I thought this would prove to be a tempest in an academic teapot—”where the politics are so vicious and bitter because the stakes are so small”—but the mainstream media has proven me wrong.
I refer of course to the bar brawl that has broken out challenging a key finding of Harvard professors Carmen Reinhart and Ken Rogoff’s 2010 paper (separate from their 2009 book, “This Time Is Different”) that public debt levels above about 90% of GDP impede economic growth. The challenge has been taken up with unrestrained glee by all who object to austerity measures. (E.g., “Perils of placing faith in a thin theory,” Wolfgang Munchau in the Financial Times, or “The Excel Depression,” and, for good measure, “The Jobless Trap,” both from Paul Krugman in The New York Times, invariably a safe bet for hyperbole in service to ideology).
I won’t belabor the details (the WSJ has a full response from Reinhart and Rogoff here), but it all began with the recent publication of a paper by University of Massachusetts Amherst economics doctoral student Thomas Herndon and professors Michael Ash and Robert Pollin saying that Reinhart and Rogoff were wrong in concluding in their 2010 study that a high level of public debt dooms an economy to protracted slow growth.
Why bring this to the attention of Adam Smith, Esq. readers, many of whom are presumably fortunate enough to have been spared the outcry? After all, and you won’t find me taking sides here, much less presuming to resolve anything,
Well, I bring it up because I feel a professional, intellectual, and publisher’s responsibillity to point you back to my January 2011 column, “We are not alone,” where (so you have told me) I introduced many of you to the Reinhart/Rogoff book, This Time Is Different.

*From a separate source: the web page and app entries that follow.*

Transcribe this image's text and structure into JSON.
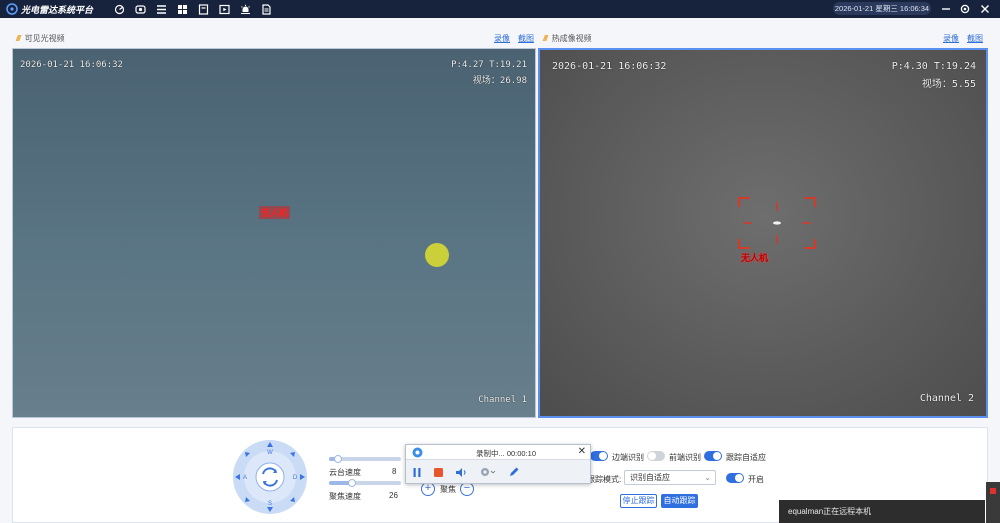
{
  "app": {
    "title": "光电雷达系统平台"
  },
  "header": {
    "datetime": "2026-01-21 星期三 16:06:34"
  },
  "toolbar": {
    "icons": [
      "radar-icon",
      "camera-icon",
      "list-icon",
      "grid-icon",
      "archive-icon",
      "media-icon",
      "alarm-icon",
      "document-icon"
    ]
  },
  "panels": {
    "visible": {
      "title": "可见光视频",
      "record_link": "录像",
      "snapshot_link": "截图",
      "osd_time": "2026-01-21 16:06:32",
      "osd_pt": "P:4.27 T:19.21",
      "osd_fov": "视场：26.98",
      "channel": "Channel 1",
      "target_label": "无人机"
    },
    "thermal": {
      "title": "热成像视频",
      "record_link": "录像",
      "snapshot_link": "截图",
      "osd_time": "2026-01-21 16:06:32",
      "osd_pt": "P:4.30 T:19.24",
      "osd_fov": "视场：5.55",
      "channel": "Channel 2",
      "target_label": "无人机"
    }
  },
  "ptz": {
    "labels": {
      "up": "W",
      "left": "A",
      "right": "D",
      "down": "S"
    }
  },
  "sliders": {
    "pan_speed": {
      "label": "云台速度",
      "value": "8",
      "level": 0.1
    },
    "focus_speed": {
      "label": "聚焦速度",
      "value": "26",
      "level": 0.3
    },
    "focus_label": "聚焦"
  },
  "recording": {
    "status": "录制中... 00:00:10",
    "close": "✕"
  },
  "detection": {
    "edge_recognition": {
      "label": "边端识别",
      "on": true
    },
    "front_recognition": {
      "label": "前端识别",
      "on": false
    },
    "track_adaptive": {
      "label": "跟踪自适应",
      "on": true
    },
    "track_mode_label": "跟踪模式:",
    "track_mode_value": "识别自适应",
    "enable": {
      "label": "开启",
      "on": true
    },
    "stop_button": "停止跟踪",
    "auto_button": "自动跟踪"
  },
  "remote": {
    "text": "equalman正在远程本机"
  },
  "colors": {
    "accent": "#2f6fe0",
    "topbar": "#17233d",
    "record_stop": "#e8542c"
  }
}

So I felt an obligation to point out neither that column nor any other here on Adam Smith, Esq. has ever mentioned the “90% debt rule.” Ideology simply isn’t our thing.
But the January 2011 column—and today’s for good measure, since it’s still clearly true—did cite Reinhart and Rogoff for their proposition that recovery from financial-crisis-driven recession takes far longer than recovery from garden-variety inflation-busting or inventory glut recessions.
I refer you to two charts that, I submit, suffice to tell the story (these are updated, of course, from the earlier column).
First, from the invaluable Calculated Risk blog, the chart of net job losses as a percentage of pre-recession employment for every post-World War II recession in the US:
And second, the “long term” (over 26 weeks) unemployment ratio (this time series goes back to 1969, or nearly 45 years).
As a wise managing partner trying to put some perspective on the meltdown put it to his colleagues in the depths of 2009, “We can’t really grow all that much faster than our clients—not for long, anyway.”
That’s why Reinhart and Rogoff’s learning is still germane. And, as far as Law Land is concerned, still true.
Regardless of the shootout at the Economics Department Faculty Lounge.